By Manus Lenihan
The National Transport Authority are privatising one-tenth of Dublin Bus. From November 2018 they will outsource the routes to UK company Go-Ahead. The NTA says they are “confident that passengers will benefit from this decision,” but socialists and trade unionists are absolutely certain that workers will suffer from this decision.
We are equally certain that this is part of a process of privatisation that would make a mess of Dublin Bus. The only real benefits go to private operators, who get to turn a public service into a license to print money.
“Competition” ploy is a con
Fine Gael claim that the “introduction of competition” is “great news for commuters.” But the false promise of “competition” actually means open season on the rights and pay of the workers. The NTA says it doesn’t “believe” there will be attacks on wages. They think we were born yesterday. Go-Ahead’s counterparts, the private operators who were helped by the government to muscle in on Bus Éireann, have drivers working for them who are on social welfare. It will be for Go-Ahead to decide what to pay and there’s no reason to think it’ll be any different.
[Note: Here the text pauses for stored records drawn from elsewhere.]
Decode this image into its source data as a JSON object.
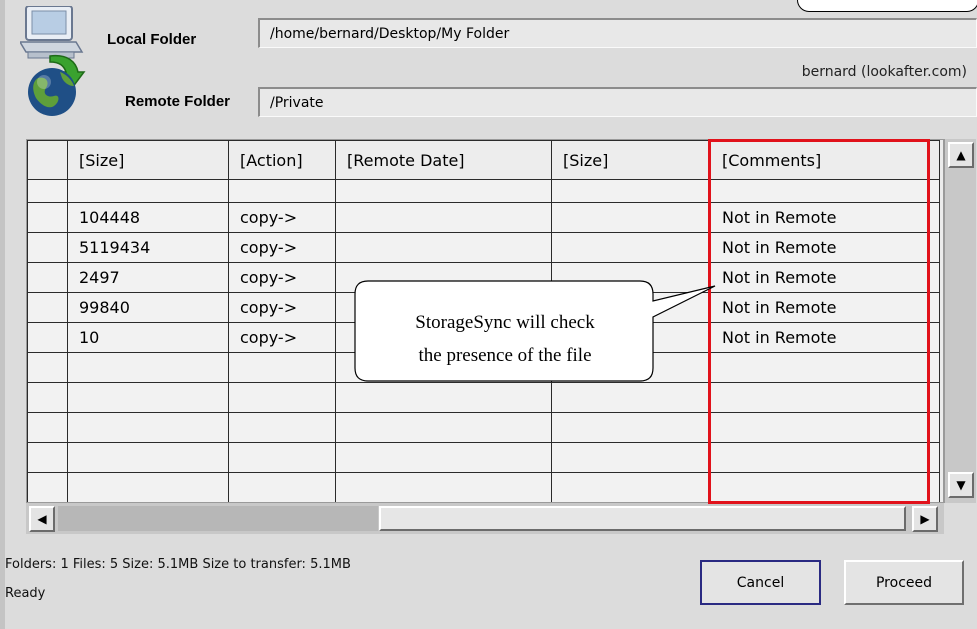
{
  "header": {
    "local_label": "Local Folder",
    "local_path": "/home/bernard/Desktop/My Folder",
    "remote_label": "Remote Folder",
    "remote_path": "/Private",
    "account": "bernard (lookafter.com)"
  },
  "table": {
    "columns": [
      "",
      "[Size]",
      "[Action]",
      "[Remote Date]",
      "[Size]",
      "[Comments]"
    ],
    "rows": [
      [
        "",
        "",
        "",
        "",
        "",
        ""
      ],
      [
        "",
        "104448",
        "copy->",
        "",
        "",
        "Not in Remote"
      ],
      [
        "",
        "5119434",
        "copy->",
        "",
        "",
        "Not in Remote"
      ],
      [
        "",
        "2497",
        "copy->",
        "",
        "",
        "Not in Remote"
      ],
      [
        "",
        "99840",
        "copy->",
        "",
        "",
        "Not in Remote"
      ],
      [
        "",
        "10",
        "copy->",
        "",
        "",
        "Not in Remote"
      ],
      [
        "",
        "",
        "",
        "",
        "",
        ""
      ],
      [
        "",
        "",
        "",
        "",
        "",
        ""
      ],
      [
        "",
        "",
        "",
        "",
        "",
        ""
      ],
      [
        "",
        "",
        "",
        "",
        "",
        ""
      ],
      [
        "",
        "",
        "",
        "",
        "",
        ""
      ]
    ]
  },
  "callout": {
    "line1": "StorageSync will check",
    "line2": "the presence of the file"
  },
  "status": {
    "summary": "Folders: 1  Files: 5  Size: 5.1MB  Size to transfer: 5.1MB",
    "state": "Ready"
  },
  "buttons": {
    "cancel": "Cancel",
    "proceed": "Proceed"
  },
  "icons": {
    "computer": "computer-icon",
    "sync_arrow": "green-arrow-icon",
    "globe": "globe-icon",
    "scroll_up": "arrow-up-icon",
    "scroll_down": "arrow-down-icon",
    "scroll_left": "arrow-left-icon",
    "scroll_right": "arrow-right-icon"
  },
  "colors": {
    "highlight": "#e1121b",
    "button_focus": "#2a2a82",
    "sync_arrow": "#3aa22f"
  }
}
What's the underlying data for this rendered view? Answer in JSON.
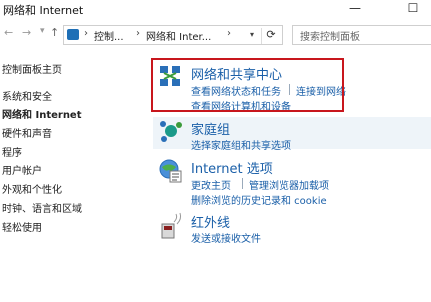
{
  "window": {
    "title": "网络和 Internet",
    "min_glyph": "—",
    "max_glyph": "☐"
  },
  "nav": {
    "back_glyph": "←",
    "forward_glyph": "→",
    "up_glyph": "↑",
    "breadcrumbs": [
      "控制...",
      "网络和 Inter..."
    ],
    "separator": "›",
    "refresh_glyph": "⟳",
    "search_placeholder": "搜索控制面板"
  },
  "sidebar": {
    "items": [
      {
        "label": "控制面板主页"
      },
      {
        "label": "系统和安全"
      },
      {
        "label": "网络和 Internet",
        "active": true
      },
      {
        "label": "硬件和声音"
      },
      {
        "label": "程序"
      },
      {
        "label": "用户帐户"
      },
      {
        "label": "外观和个性化"
      },
      {
        "label": "时钟、语言和区域"
      },
      {
        "label": "轻松使用"
      }
    ]
  },
  "categories": [
    {
      "title": "网络和共享中心",
      "icon": "network-sharing-icon",
      "links": [
        "查看网络状态和任务",
        "连接到网络",
        "查看网络计算机和设备"
      ]
    },
    {
      "title": "家庭组",
      "icon": "homegroup-icon",
      "links": [
        "选择家庭组和共享选项"
      ]
    },
    {
      "title": "Internet 选项",
      "icon": "internet-options-icon",
      "links": [
        "更改主页",
        "管理浏览器加载项",
        "删除浏览的历史记录和 cookie"
      ]
    },
    {
      "title": "红外线",
      "icon": "infrared-icon",
      "links": [
        "发送或接收文件"
      ]
    }
  ],
  "colors": {
    "link": "#1a5fa8",
    "highlight_border": "#c8161d",
    "selected_band": "#eef4f9"
  }
}
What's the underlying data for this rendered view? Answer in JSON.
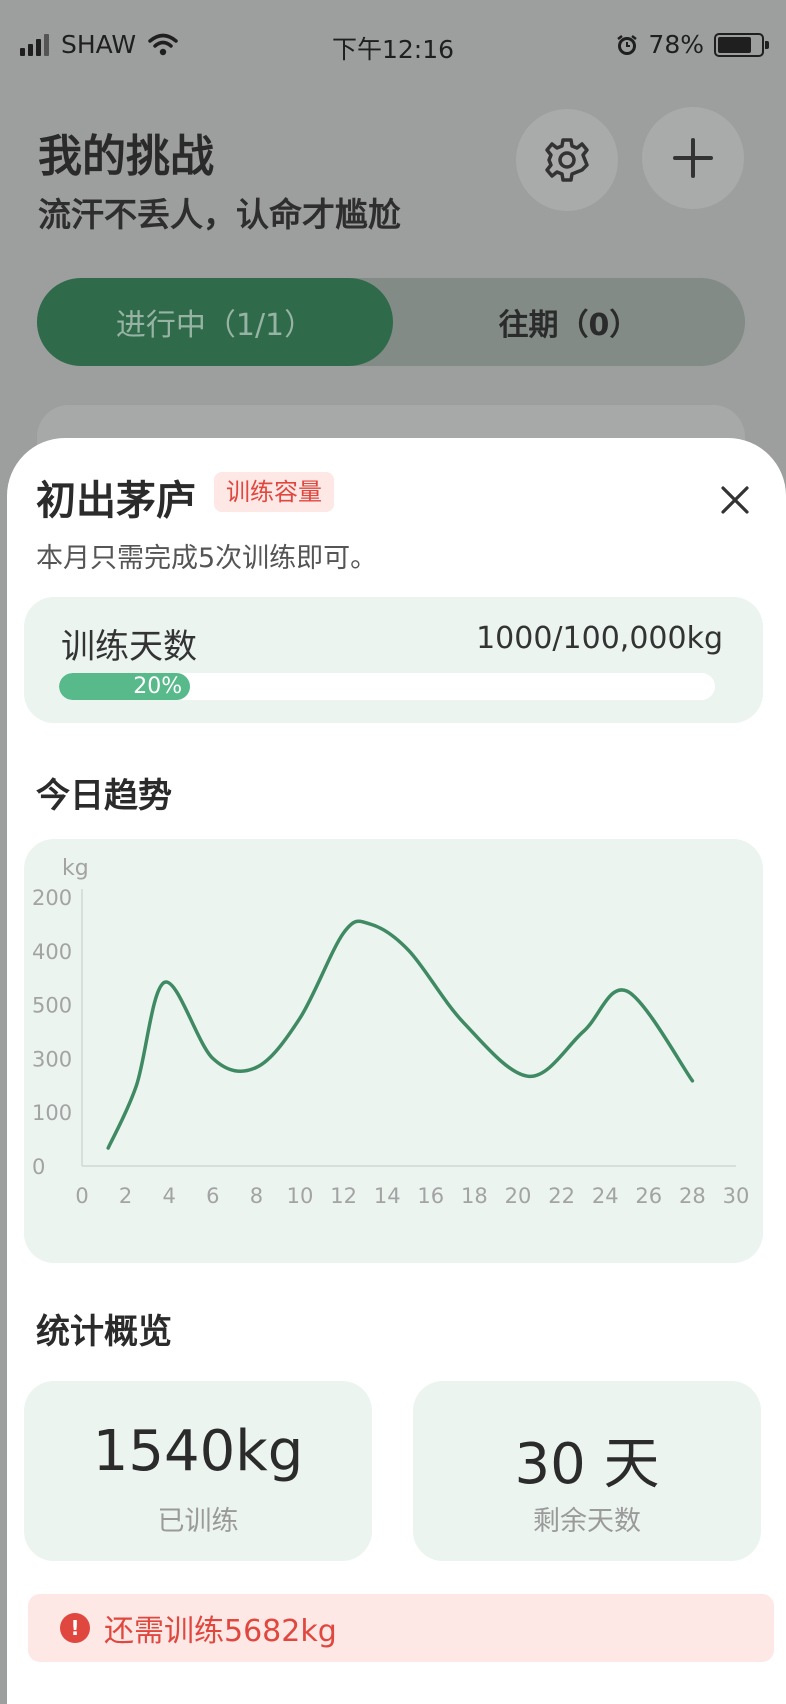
{
  "status_bar": {
    "carrier": "SHAW",
    "time": "下午12:16",
    "battery": "78%",
    "battery_level": 0.78
  },
  "header": {
    "title": "我的挑战",
    "subtitle": "流汗不丢人，认命才尴尬",
    "settings_icon": "gear-icon",
    "add_icon": "plus-icon"
  },
  "tabs": {
    "active": "进行中（1/1）",
    "inactive": "往期（0）"
  },
  "sheet": {
    "title": "初出茅庐",
    "tag": "训练容量",
    "description": "本月只需完成5次训练即可。",
    "progress": {
      "label": "训练天数",
      "value": "1000/100,000kg",
      "percent_label": "20%",
      "percent": 20
    },
    "trend_title": "今日趋势",
    "stats_title": "统计概览",
    "stats": [
      {
        "value": "1540kg",
        "label": "已训练"
      },
      {
        "value": "30 天",
        "label": "剩余天数"
      }
    ],
    "alert": {
      "icon": "!",
      "text": "还需训练5682kg"
    }
  },
  "colors": {
    "accent": "#2f6a4b",
    "line": "#3f8a63",
    "progress": "#58b98b",
    "card_bg": "#ebf4ef",
    "alert": "#e0473e",
    "alert_bg": "#fde8e6"
  },
  "chart_data": {
    "type": "line",
    "ylabel": "kg",
    "x_ticks": [
      0,
      2,
      4,
      6,
      8,
      10,
      12,
      14,
      16,
      18,
      20,
      22,
      24,
      26,
      28,
      30
    ],
    "y_ticks": [
      "200",
      "400",
      "500",
      "300",
      "100",
      "0"
    ],
    "series": [
      {
        "x": [
          1.2,
          2.5,
          3.8,
          6,
          8,
          10,
          12,
          13.2,
          15,
          17.5,
          20.5,
          23,
          25,
          28
        ],
        "y": [
          40,
          180,
          410,
          240,
          220,
          330,
          520,
          540,
          480,
          320,
          200,
          300,
          390,
          190
        ]
      }
    ],
    "ylim": [
      0,
      600
    ],
    "xlim": [
      0,
      30
    ],
    "grid": false
  }
}
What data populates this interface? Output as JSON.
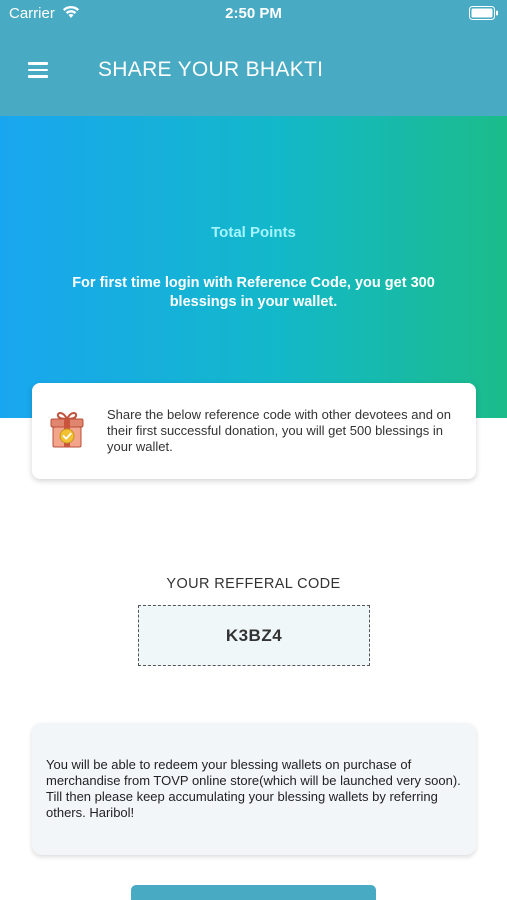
{
  "status_bar": {
    "carrier": "Carrier",
    "time": "2:50 PM"
  },
  "header": {
    "title": "SHARE YOUR BHAKTI",
    "background_color": "#48aac3"
  },
  "hero": {
    "total_points_label": "Total Points",
    "reference_text": "For first time login with Reference Code, you get 300 blessings in your wallet.",
    "gradient_start": "#19a6f0",
    "gradient_end": "#1bbc8a"
  },
  "info_card": {
    "icon": "gift-icon",
    "text": "Share the below reference code with other devotees and on their first successful donation, you will get 500 blessings in your wallet."
  },
  "referral": {
    "label": "YOUR REFFERAL CODE",
    "code": "K3BZ4"
  },
  "note": {
    "text": "You will be able to redeem your blessing wallets on purchase of merchandise from TOVP online store(which will be launched very soon). Till then please keep accumulating your blessing wallets by referring others. Haribol!"
  }
}
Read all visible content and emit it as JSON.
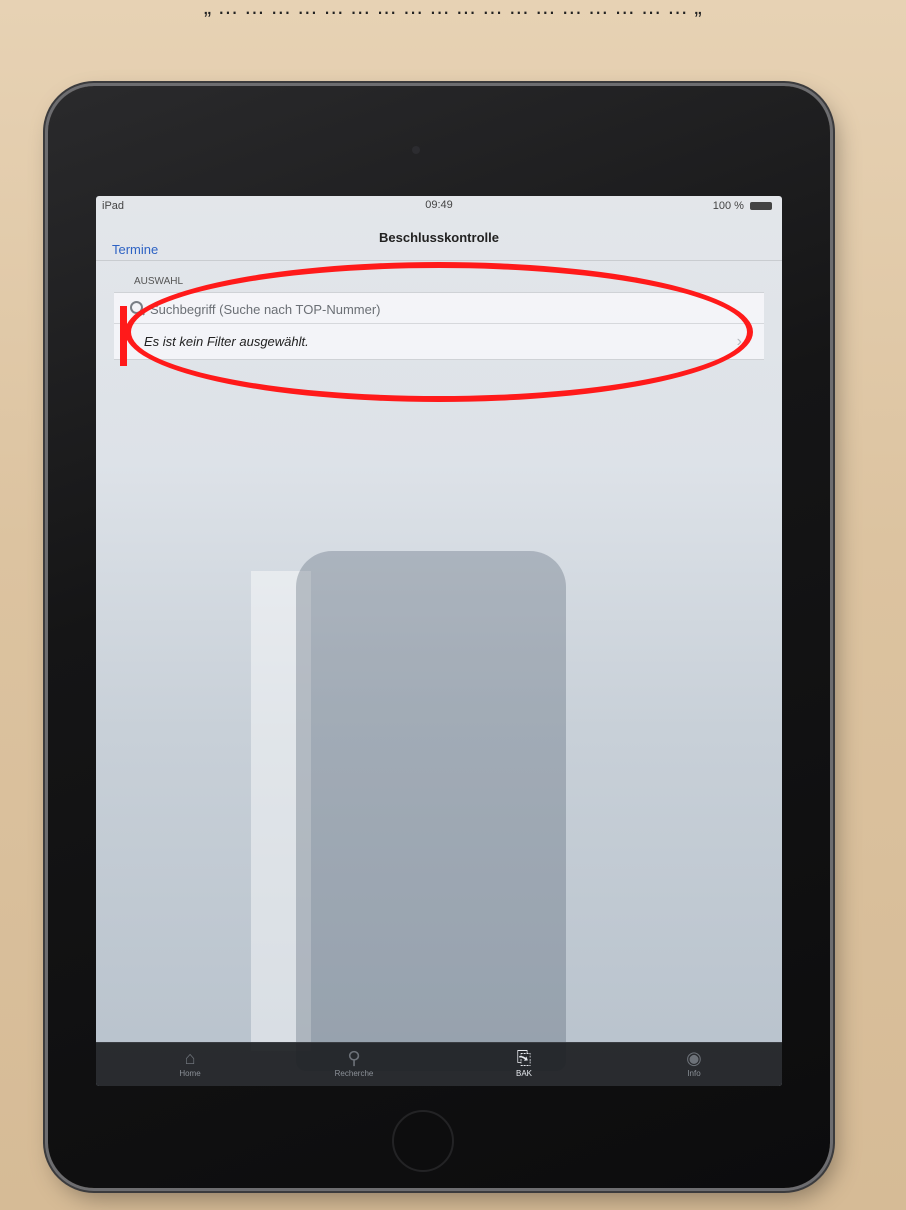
{
  "caption": "„ ... ... ... ... ... ... ... ... ... ... ... ... ... ... ... ... ... ... „",
  "status_bar": {
    "carrier": "iPad",
    "time": "09:49",
    "battery": "100 %"
  },
  "nav": {
    "back_label": "Termine",
    "title": "Beschlusskontrolle"
  },
  "section": {
    "header": "AUSWAHL"
  },
  "search": {
    "placeholder": "Suchbegriff (Suche nach TOP-Nummer)"
  },
  "filter": {
    "text": "Es ist kein Filter ausgewählt."
  },
  "tabs": [
    {
      "label": "Home",
      "icon": "home-icon"
    },
    {
      "label": "Recherche",
      "icon": "search-icon"
    },
    {
      "label": "BAK",
      "icon": "document-search-icon",
      "active": true
    },
    {
      "label": "Info",
      "icon": "globe-icon"
    }
  ],
  "colors": {
    "accent": "#2e62c4",
    "annotation": "#ff1a1a"
  }
}
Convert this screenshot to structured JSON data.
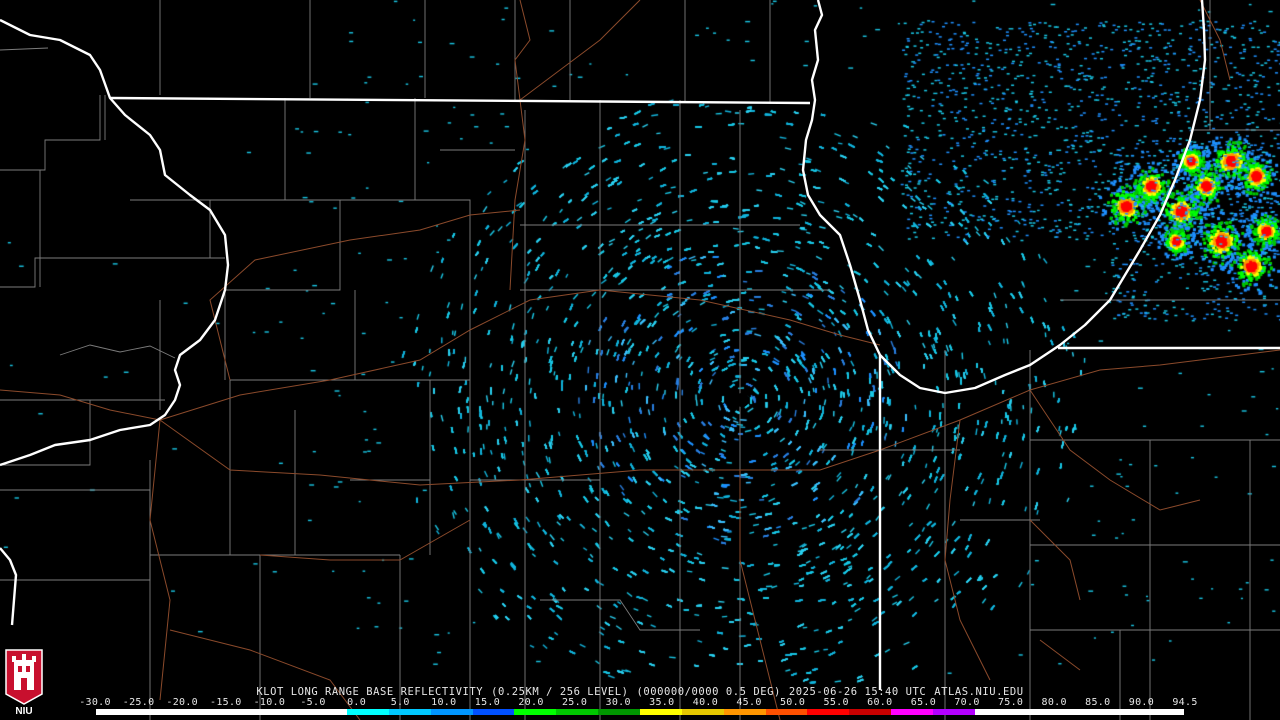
{
  "header": {
    "station": "KLOT LONG RANGE BASE REFLECTIVITY",
    "resolution": "(0.25KM / 256 LEVEL)",
    "scan": "(000000/0000 0.5 DEG)",
    "timestamp": "2025-06-26 15:40 UTC",
    "source": "ATLAS.NIU.EDU"
  },
  "logo": {
    "text": "NIU",
    "icon": "niu-castle-icon",
    "color": "#c8102e"
  },
  "colors": {
    "background": "#000000",
    "state_border": "#ffffff",
    "county_border": "#8a8a8a",
    "highway": "#8b4a2b"
  },
  "scale": {
    "labels": [
      "-30.0",
      "-25.0",
      "-20.0",
      "-15.0",
      "-10.0",
      "-5.0",
      "0.0",
      "5.0",
      "10.0",
      "15.0",
      "20.0",
      "25.0",
      "30.0",
      "35.0",
      "40.0",
      "45.0",
      "50.0",
      "55.0",
      "60.0",
      "65.0",
      "70.0",
      "75.0",
      "80.0",
      "85.0",
      "90.0",
      "94.5"
    ],
    "colors": [
      "#ffffff",
      "#ffffff",
      "#ffffff",
      "#ffffff",
      "#ffffff",
      "#ffffff",
      "#00ffff",
      "#00c8ff",
      "#0096ff",
      "#0050ff",
      "#00ff00",
      "#00c800",
      "#009600",
      "#ffff00",
      "#e6c800",
      "#ff9600",
      "#ff5000",
      "#ff0000",
      "#c80000",
      "#ff00ff",
      "#b400ff",
      "#ffffff",
      "#ffffff",
      "#ffffff",
      "#ffffff",
      "#ffffff"
    ]
  }
}
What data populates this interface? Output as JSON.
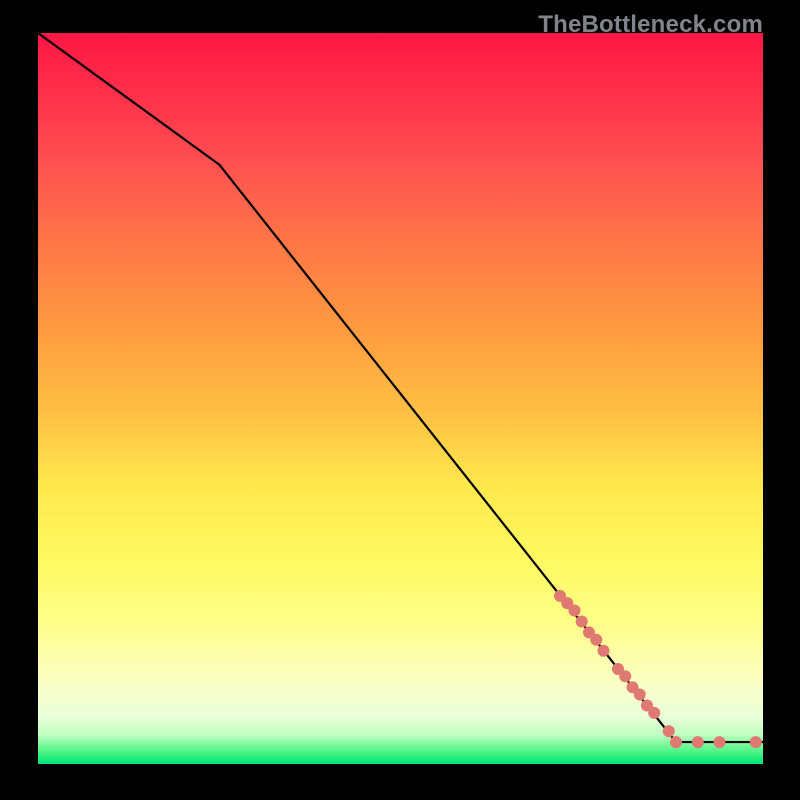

Dublin Bus made a cheaper bid for the routes, has exceeded every performance target and put up with massive cuts to the government subvention. But the NTA gave the tender to Go-Ahead instead anyway, claiming that Dublin Bus fell short on “technical” aspects. Any Bus Éireann driver can tell you how private operators rig the game and benefit from preferential treatment, and will smell a rat in this tendering process. So much for competition.
Privatisation must be fought
For socialists, public transport, heavily subsidised by government, is a basic right – not to mention a key means of tackling climate change. Creeping privatisation leads to loss of revenue for the public-owned service, which is in turn used as a justification for more cuts and privatisation. In Britain it has led to a huge rip-off of commuters. In fact, Go-Ahead emerged during and following the massive bus and rail privatisation process of the Thatcher period. It seems to have piggybacked on that disaster. Now it has trouble recruiting drivers to work on low wages, so instead of pay rises, it runs recruitment campaigns in countries where wages are much lower, shamelessly exploiting poor people.
This all has implications for other transport workers too. The strikes of last year and this year in Dublin Bus, Luas and Bus Éireann signal a confrontation over the future of public transport. It’s in the interests of socialists, workers and anyone who is concerned about climate change to stand with these workers in defence of quality public transport and decent pay. Unions must not accept the privatisation agenda.